Washington -- Treasury Secretary John Snow has tacitly but unmistakably abandoned Washington's longstanding support for a strong dollar in favor of a weak dollar that is getting weaker, though he continues to insist there has been no change in policy.

Stripped of the code words and elliptical references to "excessive volatility" in exchange rates, the message that Snow delivered over the weekend to finance ministers from Europe and Japan was that the dollar's plunge against the euro is just fine and that the dollar should now decline more rapidly against Asian currencies as well.

In so doing, the Bush administration has made a calculated economic and political choice. By condoning and even encouraging a cheap dollar, the administration is providing a big push to American exporters by making their products less expensive in foreign markets.

That should encourage more hiring and lower unemployment leading up to the election. The only immediate losers are exporters in Europe and Asia who have to choose between cutting prices and losing market share in the United States.

But the long-term risks are substantial. At some point, a weaker dollar will inevitably lead to higher prices for imported goods -- almost all consumer electronics bought by Americans, most of their clothing, many of their cars and much of the oil that provides the fuel to drive them.

A much bigger risk is that a plunging dollar could contribute to a rise in interest rates, as foreign investors demand fatter risk premiums before agreeing to buy hundreds of billions of dollars worth of Treasury securities to finance America's high levels of indebtedness.

The United States needs to attract $1.5 billion a day in net capital inflows from abroad -- $500 billion a year more than it sends out -- which means that the world is being flooded by American IOUs at levels never seen before.
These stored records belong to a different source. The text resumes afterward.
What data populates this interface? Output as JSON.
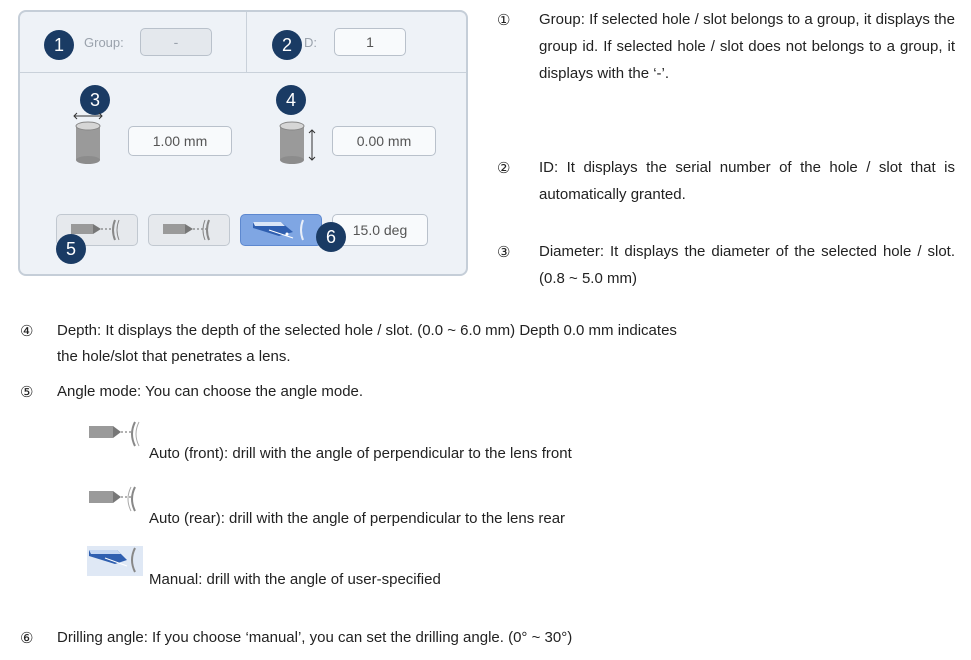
{
  "panel": {
    "group_label": "Group:",
    "group_value": "-",
    "id_label": "D:",
    "id_value": "1",
    "diameter_value": "1.00 mm",
    "depth_value": "0.00 mm",
    "angle_value": "15.0 deg",
    "badges": [
      "1",
      "2",
      "3",
      "4",
      "5",
      "6"
    ],
    "colors": {
      "badge": "#1a3b64",
      "active_button": "#7fa6e3",
      "panel_bg": "#eef2f7"
    }
  },
  "descriptions": [
    {
      "num": "①",
      "text": "Group: If selected hole / slot belongs to a group, it displays the group id. If selected hole / slot does not belongs to a group, it displays with the ‘-’."
    },
    {
      "num": "②",
      "text": "ID: It displays the serial number of the hole / slot that is automatically granted."
    },
    {
      "num": "③",
      "text": "Diameter: It displays the diameter of the selected hole / slot. (0.8 ~ 5.0 mm)"
    },
    {
      "num": "④",
      "line1": "Depth: It displays the depth of the selected hole / slot. (0.0 ~ 6.0 mm)  Depth 0.0 mm indicates",
      "line2": "the hole/slot that penetrates a lens."
    },
    {
      "num": "⑤",
      "text": "Angle mode: You can choose the angle mode."
    },
    {
      "num": "⑥",
      "text": "Drilling angle: If you choose ‘manual’, you can set the drilling angle. (0° ~ 30°)"
    }
  ],
  "angle_modes": [
    {
      "icon": "auto-front-icon",
      "text": "Auto (front): drill with the angle of perpendicular to the lens front"
    },
    {
      "icon": "auto-rear-icon",
      "text": "Auto (rear): drill with the angle of perpendicular to the lens rear"
    },
    {
      "icon": "manual-angle-icon",
      "text": "Manual: drill with the angle of user-specified"
    }
  ]
}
The administration's huge budget deficits could increase that need for foreign capital even more, and higher interest rates would add billions of dollars to those deficits.